Two Leaf Clover". I've been in situations a few times (well, OK, not the half dead in the desert, but finding myself wondering if I were at the halfway point on a road to nowhere, and if it made sense to cut my losses and turn back or forge ahead).
Many times when we "go exploring" in an application, we find information at every turn. That information may be good, it may be bad, but it's still information that informs our decisions. The challenge comes when were not sure if or how we are going to proceed. There have been many times when my "gut" told me I should continue down an avenue of action, only to find out that it didn't give me the information I was hoping for. Another way to say this is "be careful when you start climbing a ladder; you don't want to reach the top to find out you put it against the wrong wall".
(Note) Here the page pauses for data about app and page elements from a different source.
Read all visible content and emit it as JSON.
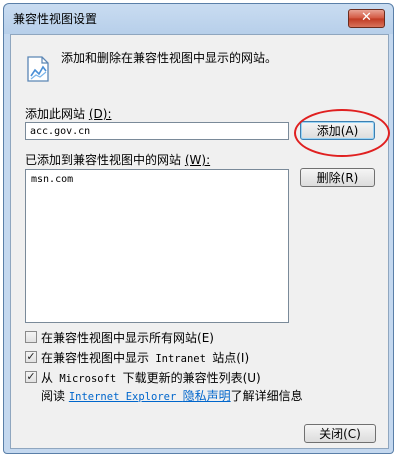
{
  "window": {
    "title": "兼容性视图设置",
    "close_glyph": "✕"
  },
  "info": {
    "icon": "compatibility-view-icon",
    "text": "添加和删除在兼容性视图中显示的网站。"
  },
  "add_site": {
    "label": "添加此网站",
    "accelerator": "(D):",
    "value": "acc.gov.cn",
    "add_button": "添加(A)"
  },
  "added_sites": {
    "label": "已添加到兼容性视图中的网站",
    "accelerator": "(W):",
    "items": [
      "msn.com"
    ],
    "remove_button": "删除(R)"
  },
  "options": [
    {
      "label_prefix": "在兼容性视图中显示所有网站",
      "label_mono": "",
      "label_suffix": "(E)",
      "checked": false
    },
    {
      "label_prefix": "在兼容性视图中显示",
      "label_mono": " Intranet ",
      "label_suffix": "站点(I)",
      "checked": true
    },
    {
      "label_prefix": "从",
      "label_mono": " Microsoft ",
      "label_suffix": "下载更新的兼容性列表(U)",
      "checked": true
    }
  ],
  "privacy": {
    "prefix": "阅读 ",
    "link_mono": "Internet Explorer ",
    "link_text": "隐私声明",
    "suffix": "了解详细信息"
  },
  "close_button": "关闭(C)",
  "colors": {
    "annotation": "#e02020",
    "link": "#0066cc",
    "titlebar": "#b7cfea"
  }
}
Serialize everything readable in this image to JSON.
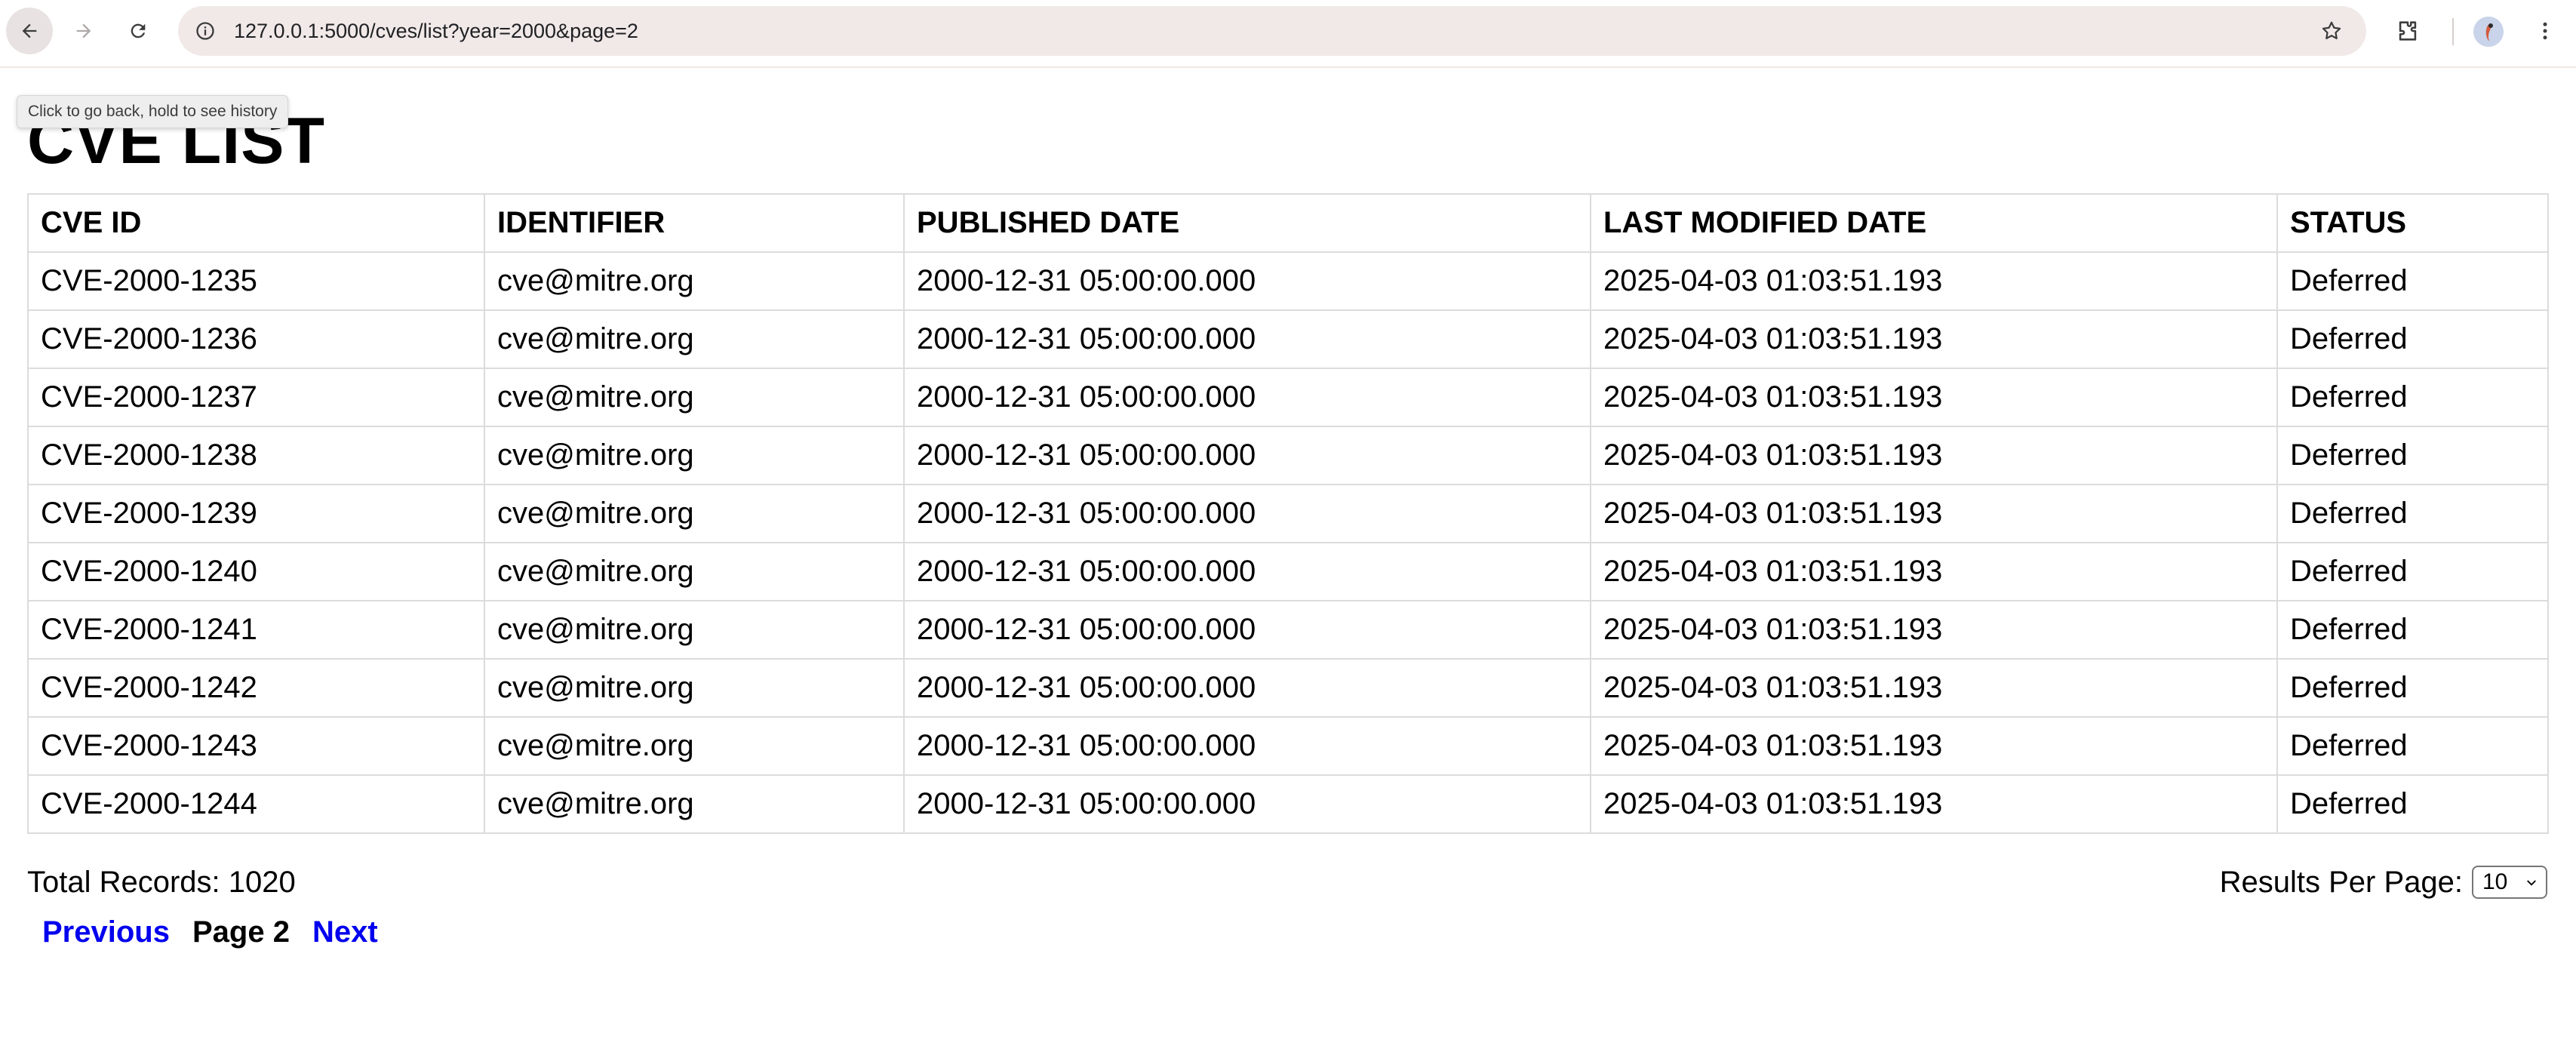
{
  "browser": {
    "url": "127.0.0.1:5000/cves/list?year=2000&page=2",
    "tooltip": "Click to go back, hold to see history"
  },
  "page": {
    "title": "CVE LIST"
  },
  "table": {
    "headers": [
      "CVE ID",
      "IDENTIFIER",
      "PUBLISHED DATE",
      "LAST MODIFIED DATE",
      "STATUS"
    ],
    "rows": [
      [
        "CVE-2000-1235",
        "cve@mitre.org",
        "2000-12-31 05:00:00.000",
        "2025-04-03 01:03:51.193",
        "Deferred"
      ],
      [
        "CVE-2000-1236",
        "cve@mitre.org",
        "2000-12-31 05:00:00.000",
        "2025-04-03 01:03:51.193",
        "Deferred"
      ],
      [
        "CVE-2000-1237",
        "cve@mitre.org",
        "2000-12-31 05:00:00.000",
        "2025-04-03 01:03:51.193",
        "Deferred"
      ],
      [
        "CVE-2000-1238",
        "cve@mitre.org",
        "2000-12-31 05:00:00.000",
        "2025-04-03 01:03:51.193",
        "Deferred"
      ],
      [
        "CVE-2000-1239",
        "cve@mitre.org",
        "2000-12-31 05:00:00.000",
        "2025-04-03 01:03:51.193",
        "Deferred"
      ],
      [
        "CVE-2000-1240",
        "cve@mitre.org",
        "2000-12-31 05:00:00.000",
        "2025-04-03 01:03:51.193",
        "Deferred"
      ],
      [
        "CVE-2000-1241",
        "cve@mitre.org",
        "2000-12-31 05:00:00.000",
        "2025-04-03 01:03:51.193",
        "Deferred"
      ],
      [
        "CVE-2000-1242",
        "cve@mitre.org",
        "2000-12-31 05:00:00.000",
        "2025-04-03 01:03:51.193",
        "Deferred"
      ],
      [
        "CVE-2000-1243",
        "cve@mitre.org",
        "2000-12-31 05:00:00.000",
        "2025-04-03 01:03:51.193",
        "Deferred"
      ],
      [
        "CVE-2000-1244",
        "cve@mitre.org",
        "2000-12-31 05:00:00.000",
        "2025-04-03 01:03:51.193",
        "Deferred"
      ]
    ]
  },
  "footer": {
    "total_records": "Total Records: 1020",
    "results_per_page_label": "Results Per Page:",
    "results_per_page_value": "10"
  },
  "pagination": {
    "previous": "Previous",
    "current": "Page 2",
    "next": "Next"
  },
  "colors": {
    "link": "#0000ee",
    "omnibox_bg": "#f1e9e8",
    "table_border": "#dcdcdc"
  }
}
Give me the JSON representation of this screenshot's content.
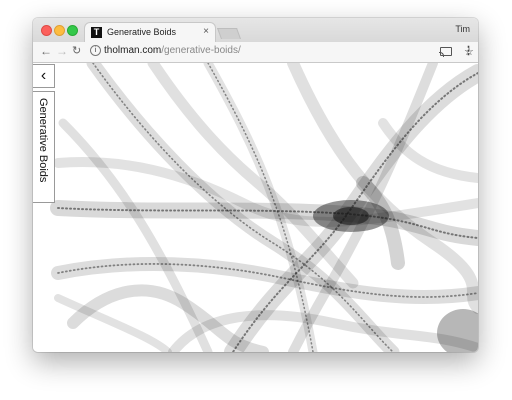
{
  "browser": {
    "tab_title": "Generative Boids",
    "tab_favicon": "T",
    "tab_close": "×",
    "profile_name": "Tim",
    "url_host": "tholman.com",
    "url_path": "/generative-boids/",
    "icons": {
      "back": "arrow-left-icon",
      "forward": "arrow-right-icon",
      "reload": "reload-icon",
      "info": "info-icon",
      "bookmark": "star-icon",
      "cast": "cast-icon",
      "menu": "menu-dots-icon"
    }
  },
  "page": {
    "back_label": "‹",
    "side_label": "Generative Boids"
  },
  "colors": {
    "traffic_close": "#fc605c",
    "traffic_min": "#fdbc40",
    "traffic_max": "#34c84a",
    "ink": "#111111"
  }
}
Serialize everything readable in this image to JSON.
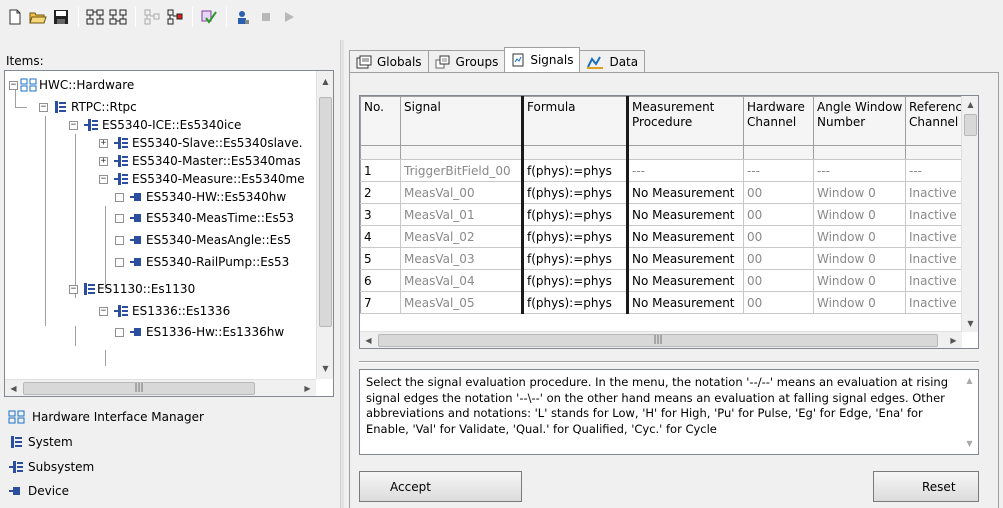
{
  "toolbar": {
    "icons": [
      "new-file-icon",
      "open-folder-icon",
      "save-icon",
      "hardware-tree-icon",
      "hardware-tree-2-icon",
      "tree-disabled-icon",
      "tree-add-icon",
      "check-icon",
      "user-icon",
      "stop-icon",
      "play-icon"
    ]
  },
  "left": {
    "items_label": "Items:",
    "tree": [
      {
        "label": "HWC::Hardware"
      },
      {
        "label": "RTPC::Rtpc"
      },
      {
        "label": "ES5340-ICE::Es5340ice"
      },
      {
        "label": "ES5340-Slave::Es5340slave."
      },
      {
        "label": "ES5340-Master::Es5340mas"
      },
      {
        "label": "ES5340-Measure::Es5340me"
      },
      {
        "label": "ES5340-HW::Es5340hw"
      },
      {
        "label": "ES5340-MeasTime::Es53"
      },
      {
        "label": "ES5340-MeasAngle::Es5"
      },
      {
        "label": "ES5340-RailPump::Es53"
      },
      {
        "label": "ES1130::Es1130"
      },
      {
        "label": "ES1336::Es1336"
      },
      {
        "label": "ES1336-Hw::Es1336hw"
      }
    ],
    "legend": [
      {
        "label": "Hardware Interface Manager",
        "icon": "hardware-interface-manager-icon"
      },
      {
        "label": "System",
        "icon": "system-icon"
      },
      {
        "label": "Subsystem",
        "icon": "subsystem-icon"
      },
      {
        "label": "Device",
        "icon": "device-icon"
      }
    ]
  },
  "tabs": [
    {
      "label": "Globals",
      "icon": "globals-icon"
    },
    {
      "label": "Groups",
      "icon": "groups-icon"
    },
    {
      "label": "Signals",
      "icon": "signals-icon"
    },
    {
      "label": "Data",
      "icon": "data-icon"
    }
  ],
  "grid": {
    "headers": [
      "No.",
      "Signal",
      "Formula",
      "Measurement Procedure",
      "Hardware Channel",
      "Angle Window Number",
      "Reference Channel"
    ],
    "rows": [
      [
        "1",
        "TriggerBitField_00",
        "f(phys):=phys",
        "---",
        "---",
        "---",
        "---"
      ],
      [
        "2",
        "MeasVal_00",
        "f(phys):=phys",
        "No Measurement",
        "00",
        "Window 0",
        "Inactive"
      ],
      [
        "3",
        "MeasVal_01",
        "f(phys):=phys",
        "No Measurement",
        "00",
        "Window 0",
        "Inactive"
      ],
      [
        "4",
        "MeasVal_02",
        "f(phys):=phys",
        "No Measurement",
        "00",
        "Window 0",
        "Inactive"
      ],
      [
        "5",
        "MeasVal_03",
        "f(phys):=phys",
        "No Measurement",
        "00",
        "Window 0",
        "Inactive"
      ],
      [
        "6",
        "MeasVal_04",
        "f(phys):=phys",
        "No Measurement",
        "00",
        "Window 0",
        "Inactive"
      ],
      [
        "7",
        "MeasVal_05",
        "f(phys):=phys",
        "No Measurement",
        "00",
        "Window 0",
        "Inactive"
      ]
    ]
  },
  "description": "Select the signal evaluation procedure. In the menu, the notation '--/--' means an evaluation at rising signal edges the notation '--\\--' on the other hand means an evaluation at falling signal edges. Other abbreviations and notations: 'L' stands for Low, 'H' for High, 'Pu' for Pulse, 'Eg' for Edge, 'Ena' for Enable, 'Val' for Validate, 'Qual.' for Qualified, 'Cyc.' for Cycle",
  "buttons": {
    "accept": "Accept",
    "reset": "Reset"
  },
  "colors": {
    "hw_icon": "#1a6fc4",
    "system_icon": "#2b4f9e",
    "tab_border": "#a0a0a0"
  }
}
Is it possible to hedge your bets and determine if you are going down a rabbit hole, or is it inevitable you will have to power through whatever you are doing to see it through to the end? The truth is, there's a time to have the discussion about going down a rabbit hole, and that's at the beginning of the negotiations. This is where doing good estimates is important, and having the ability to speak to how much time and how much money we will have to spent to accomplish a goal. Making adjustments later is often a lot harder, and it's really a challenge when you get close to a release and you realize that you have a lot more that has to be done, and not enough time to actually do it. We often double down at this stage and we push through to do whatever we have to do, often making ourselves exhausted, run down, and irritable... and very rarely is the result worth it. We don't get better testing done when we double down. In many cases, we actually do worse because we are not sharp and we are stressed out trying to cover our bases.
So as you might guess, my answer for "are you ready to double down?" I hope the answer is "no". I don't want you to double down on a bad bet. Instead, I want to encourage you to focus on covering the highest risk areas and getting the best information you can in the time you can. By doing that, you can let the product managers and the other members of the team with a vested interest make a decision towards what needs to be done. Testers going on death marches aren't going to get us good information, unless the information we want is to find out how to learn the most effective way burn out our testers. If you'll forgive me, I don't really want to know how to do that.